[Opening Records for the exercise section]
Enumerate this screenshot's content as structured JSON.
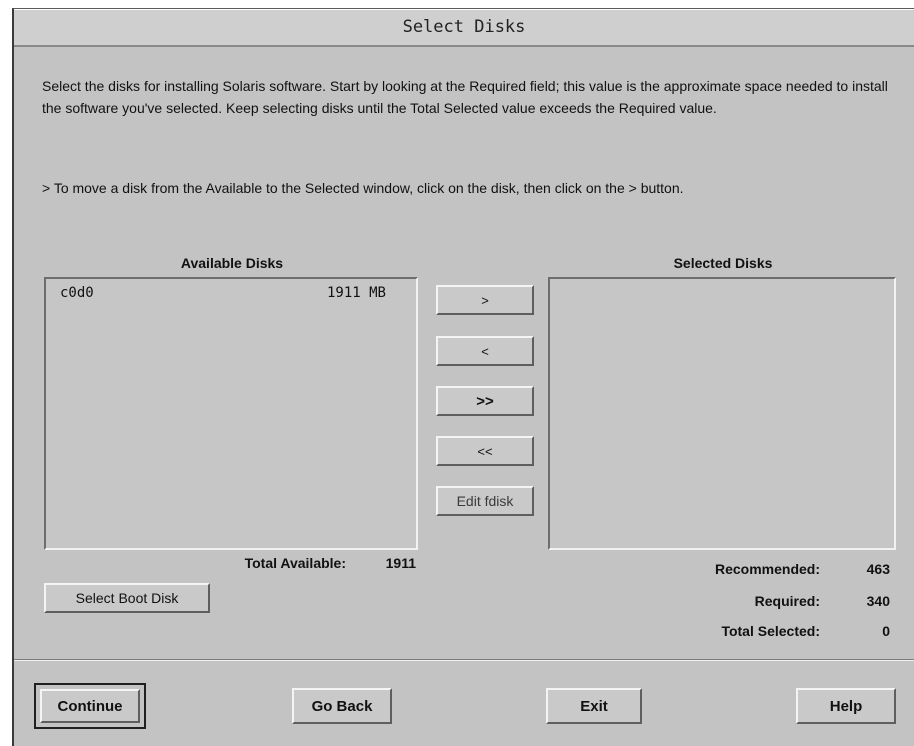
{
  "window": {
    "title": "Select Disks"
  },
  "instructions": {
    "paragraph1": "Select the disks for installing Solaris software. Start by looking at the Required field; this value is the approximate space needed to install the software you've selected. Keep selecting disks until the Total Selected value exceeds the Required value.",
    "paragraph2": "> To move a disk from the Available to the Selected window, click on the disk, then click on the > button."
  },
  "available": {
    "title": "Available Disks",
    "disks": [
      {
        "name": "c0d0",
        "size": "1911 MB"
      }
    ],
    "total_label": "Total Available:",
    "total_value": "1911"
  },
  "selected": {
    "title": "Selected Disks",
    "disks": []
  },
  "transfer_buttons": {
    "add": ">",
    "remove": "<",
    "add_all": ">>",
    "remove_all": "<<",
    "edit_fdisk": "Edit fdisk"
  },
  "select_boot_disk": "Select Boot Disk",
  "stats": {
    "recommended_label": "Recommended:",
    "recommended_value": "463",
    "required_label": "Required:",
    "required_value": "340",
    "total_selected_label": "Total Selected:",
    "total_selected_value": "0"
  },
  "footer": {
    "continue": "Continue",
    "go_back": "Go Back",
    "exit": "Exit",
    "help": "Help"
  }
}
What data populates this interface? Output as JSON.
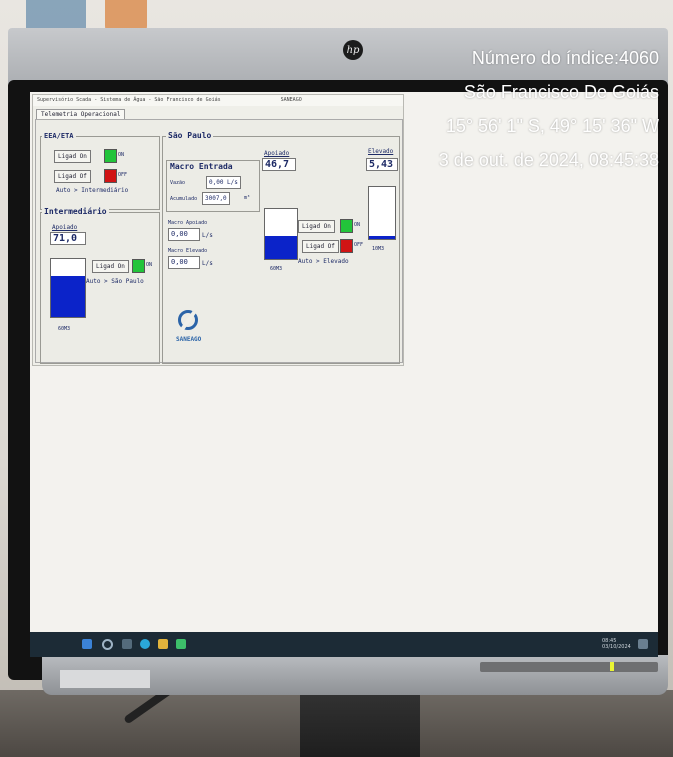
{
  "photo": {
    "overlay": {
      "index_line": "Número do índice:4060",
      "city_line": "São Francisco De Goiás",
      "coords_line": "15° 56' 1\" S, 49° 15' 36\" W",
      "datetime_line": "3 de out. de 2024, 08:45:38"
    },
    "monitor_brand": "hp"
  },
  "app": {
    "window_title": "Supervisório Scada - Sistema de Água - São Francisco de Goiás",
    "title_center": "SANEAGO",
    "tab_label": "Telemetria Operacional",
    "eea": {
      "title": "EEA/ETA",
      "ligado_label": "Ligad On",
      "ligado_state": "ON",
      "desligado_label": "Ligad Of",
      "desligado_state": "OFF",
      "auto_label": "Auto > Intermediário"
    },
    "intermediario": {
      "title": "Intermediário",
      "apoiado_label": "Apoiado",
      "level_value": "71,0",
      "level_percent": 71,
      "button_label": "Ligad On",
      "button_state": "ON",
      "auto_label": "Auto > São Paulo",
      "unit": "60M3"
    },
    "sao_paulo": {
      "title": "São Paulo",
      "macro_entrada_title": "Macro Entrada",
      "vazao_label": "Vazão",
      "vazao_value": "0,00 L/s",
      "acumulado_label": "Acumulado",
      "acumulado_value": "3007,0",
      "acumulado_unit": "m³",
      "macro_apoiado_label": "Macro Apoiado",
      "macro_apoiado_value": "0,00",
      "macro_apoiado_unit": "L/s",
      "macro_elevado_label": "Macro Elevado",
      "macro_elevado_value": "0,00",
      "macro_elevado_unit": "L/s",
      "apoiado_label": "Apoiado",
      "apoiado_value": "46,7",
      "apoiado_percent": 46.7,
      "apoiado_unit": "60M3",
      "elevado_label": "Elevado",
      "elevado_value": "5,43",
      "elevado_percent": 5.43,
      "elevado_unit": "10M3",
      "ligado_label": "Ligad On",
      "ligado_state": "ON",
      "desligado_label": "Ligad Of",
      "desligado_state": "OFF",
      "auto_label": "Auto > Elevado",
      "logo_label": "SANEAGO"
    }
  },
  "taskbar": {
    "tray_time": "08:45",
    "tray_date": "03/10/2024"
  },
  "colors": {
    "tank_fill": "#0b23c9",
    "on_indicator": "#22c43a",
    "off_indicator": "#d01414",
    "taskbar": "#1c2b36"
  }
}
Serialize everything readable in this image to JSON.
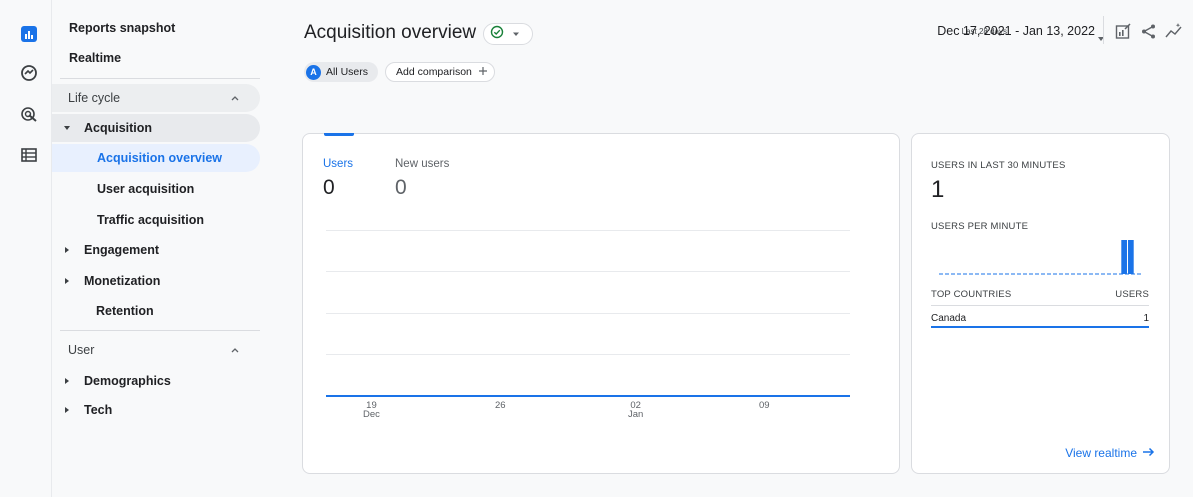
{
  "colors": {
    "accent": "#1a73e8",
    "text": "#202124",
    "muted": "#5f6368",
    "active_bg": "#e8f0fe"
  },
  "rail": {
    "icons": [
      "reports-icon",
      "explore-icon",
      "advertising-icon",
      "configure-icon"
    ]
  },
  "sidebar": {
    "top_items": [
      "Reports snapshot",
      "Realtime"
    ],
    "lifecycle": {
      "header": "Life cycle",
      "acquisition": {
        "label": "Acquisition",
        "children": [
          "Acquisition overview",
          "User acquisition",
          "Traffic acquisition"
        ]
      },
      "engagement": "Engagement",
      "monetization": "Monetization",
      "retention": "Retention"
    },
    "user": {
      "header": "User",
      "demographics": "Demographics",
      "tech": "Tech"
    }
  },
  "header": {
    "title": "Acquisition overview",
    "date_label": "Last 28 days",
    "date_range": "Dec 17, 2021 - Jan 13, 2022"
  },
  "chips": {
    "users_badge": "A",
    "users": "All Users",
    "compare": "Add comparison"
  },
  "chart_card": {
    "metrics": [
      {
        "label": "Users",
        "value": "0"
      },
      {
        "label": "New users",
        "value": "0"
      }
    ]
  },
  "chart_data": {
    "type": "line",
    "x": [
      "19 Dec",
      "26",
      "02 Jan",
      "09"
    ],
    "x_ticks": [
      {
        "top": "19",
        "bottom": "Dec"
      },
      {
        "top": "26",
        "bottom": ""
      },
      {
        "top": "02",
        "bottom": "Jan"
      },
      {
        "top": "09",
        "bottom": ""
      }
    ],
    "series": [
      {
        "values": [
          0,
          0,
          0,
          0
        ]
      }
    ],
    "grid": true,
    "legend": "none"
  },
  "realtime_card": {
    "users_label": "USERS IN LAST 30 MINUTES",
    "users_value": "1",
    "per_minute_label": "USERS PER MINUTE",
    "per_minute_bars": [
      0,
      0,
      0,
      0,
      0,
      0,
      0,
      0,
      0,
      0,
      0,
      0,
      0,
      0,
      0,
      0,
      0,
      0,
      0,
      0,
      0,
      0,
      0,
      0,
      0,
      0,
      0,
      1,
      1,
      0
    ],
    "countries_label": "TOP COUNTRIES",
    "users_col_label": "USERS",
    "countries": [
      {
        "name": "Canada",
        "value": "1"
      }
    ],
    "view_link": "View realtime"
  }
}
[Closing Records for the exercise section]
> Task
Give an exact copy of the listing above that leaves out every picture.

> Exercise result
Enumerate this screenshot's content as structured JSON.
{
  "window": {
    "title": "Select Disks"
  },
  "instructions": {
    "paragraph1": "Select the disks for installing Solaris software. Start by looking at the Required field; this value is the approximate space needed to install the software you've selected. Keep selecting disks until the Total Selected value exceeds the Required value.",
    "paragraph2": "> To move a disk from the Available to the Selected window, click on the disk, then click on the > button."
  },
  "available": {
    "title": "Available Disks",
    "disks": [
      {
        "name": "c0d0",
        "size": "1911 MB"
      }
    ],
    "total_label": "Total Available:",
    "total_value": "1911"
  },
  "selected": {
    "title": "Selected Disks",
    "disks": []
  },
  "transfer_buttons": {
    "add": ">",
    "remove": "<",
    "add_all": ">>",
    "remove_all": "<<",
    "edit_fdisk": "Edit fdisk"
  },
  "select_boot_disk": "Select Boot Disk",
  "stats": {
    "recommended_label": "Recommended:",
    "recommended_value": "463",
    "required_label": "Required:",
    "required_value": "340",
    "total_selected_label": "Total Selected:",
    "total_selected_value": "0"
  },
  "footer": {
    "continue": "Continue",
    "go_back": "Go Back",
    "exit": "Exit",
    "help": "Help"
  }
}
What data populates this interface? Output as JSON.
{
  "photo": {
    "overlay": {
      "index_line": "Número do índice:4060",
      "city_line": "São Francisco De Goiás",
      "coords_line": "15° 56' 1\" S, 49° 15' 36\" W",
      "datetime_line": "3 de out. de 2024, 08:45:38"
    },
    "monitor_brand": "hp"
  },
  "app": {
    "window_title": "Supervisório Scada - Sistema de Água - São Francisco de Goiás",
    "title_center": "SANEAGO",
    "tab_label": "Telemetria Operacional",
    "eea": {
      "title": "EEA/ETA",
      "ligado_label": "Ligad On",
      "ligado_state": "ON",
      "desligado_label": "Ligad Of",
      "desligado_state": "OFF",
      "auto_label": "Auto > Intermediário"
    },
    "intermediario": {
      "title": "Intermediário",
      "apoiado_label": "Apoiado",
      "level_value": "71,0",
      "level_percent": 71,
      "button_label": "Ligad On",
      "button_state": "ON",
      "auto_label": "Auto > São Paulo",
      "unit": "60M3"
    },
    "sao_paulo": {
      "title": "São Paulo",
      "macro_entrada_title": "Macro Entrada",
      "vazao_label": "Vazão",
      "vazao_value": "0,00 L/s",
      "acumulado_label": "Acumulado",
      "acumulado_value": "3007,0",
      "acumulado_unit": "m³",
      "macro_apoiado_label": "Macro Apoiado",
      "macro_apoiado_value": "0,00",
      "macro_apoiado_unit": "L/s",
      "macro_elevado_label": "Macro Elevado",
      "macro_elevado_value": "0,00",
      "macro_elevado_unit": "L/s",
      "apoiado_label": "Apoiado",
      "apoiado_value": "46,7",
      "apoiado_percent": 46.7,
      "apoiado_unit": "60M3",
      "elevado_label": "Elevado",
      "elevado_value": "5,43",
      "elevado_percent": 5.43,
      "elevado_unit": "10M3",
      "ligado_label": "Ligad On",
      "ligado_state": "ON",
      "desligado_label": "Ligad Of",
      "desligado_state": "OFF",
      "auto_label": "Auto > Elevado",
      "logo_label": "SANEAGO"
    }
  },
  "taskbar": {
    "tray_time": "08:45",
    "tray_date": "03/10/2024"
  },
  "colors": {
    "tank_fill": "#0b23c9",
    "on_indicator": "#22c43a",
    "off_indicator": "#d01414",
    "taskbar": "#1c2b36"
  }
}
Serialize everything readable in this image to JSON.
{
  "colors": {
    "accent": "#1a73e8",
    "text": "#202124",
    "muted": "#5f6368",
    "active_bg": "#e8f0fe"
  },
  "rail": {
    "icons": [
      "reports-icon",
      "explore-icon",
      "advertising-icon",
      "configure-icon"
    ]
  },
  "sidebar": {
    "top_items": [
      "Reports snapshot",
      "Realtime"
    ],
    "lifecycle": {
      "header": "Life cycle",
      "acquisition": {
        "label": "Acquisition",
        "children": [
          "Acquisition overview",
          "User acquisition",
          "Traffic acquisition"
        ]
      },
      "engagement": "Engagement",
      "monetization": "Monetization",
      "retention": "Retention"
    },
    "user": {
      "header": "User",
      "demographics": "Demographics",
      "tech": "Tech"
    }
  },
  "header": {
    "title": "Acquisition overview",
    "date_label": "Last 28 days",
    "date_range": "Dec 17, 2021 - Jan 13, 2022"
  },
  "chips": {
    "users_badge": "A",
    "users": "All Users",
    "compare": "Add comparison"
  },
  "chart_card": {
    "metrics": [
      {
        "label": "Users",
        "value": "0"
      },
      {
        "label": "New users",
        "value": "0"
      }
    ]
  },
  "chart_data": {
    "type": "line",
    "x": [
      "19 Dec",
      "26",
      "02 Jan",
      "09"
    ],
    "x_ticks": [
      {
        "top": "19",
        "bottom": "Dec"
      },
      {
        "top": "26",
        "bottom": ""
      },
      {
        "top": "02",
        "bottom": "Jan"
      },
      {
        "top": "09",
        "bottom": ""
      }
    ],
    "series": [
      {
        "values": [
          0,
          0,
          0,
          0
        ]
      }
    ],
    "grid": true,
    "legend": "none"
  },
  "realtime_card": {
    "users_label": "USERS IN LAST 30 MINUTES",
    "users_value": "1",
    "per_minute_label": "USERS PER MINUTE",
    "per_minute_bars": [
      0,
      0,
      0,
      0,
      0,
      0,
      0,
      0,
      0,
      0,
      0,
      0,
      0,
      0,
      0,
      0,
      0,
      0,
      0,
      0,
      0,
      0,
      0,
      0,
      0,
      0,
      0,
      1,
      1,
      0
    ],
    "countries_label": "TOP COUNTRIES",
    "users_col_label": "USERS",
    "countries": [
      {
        "name": "Canada",
        "value": "1"
      }
    ],
    "view_link": "View realtime"
  }
}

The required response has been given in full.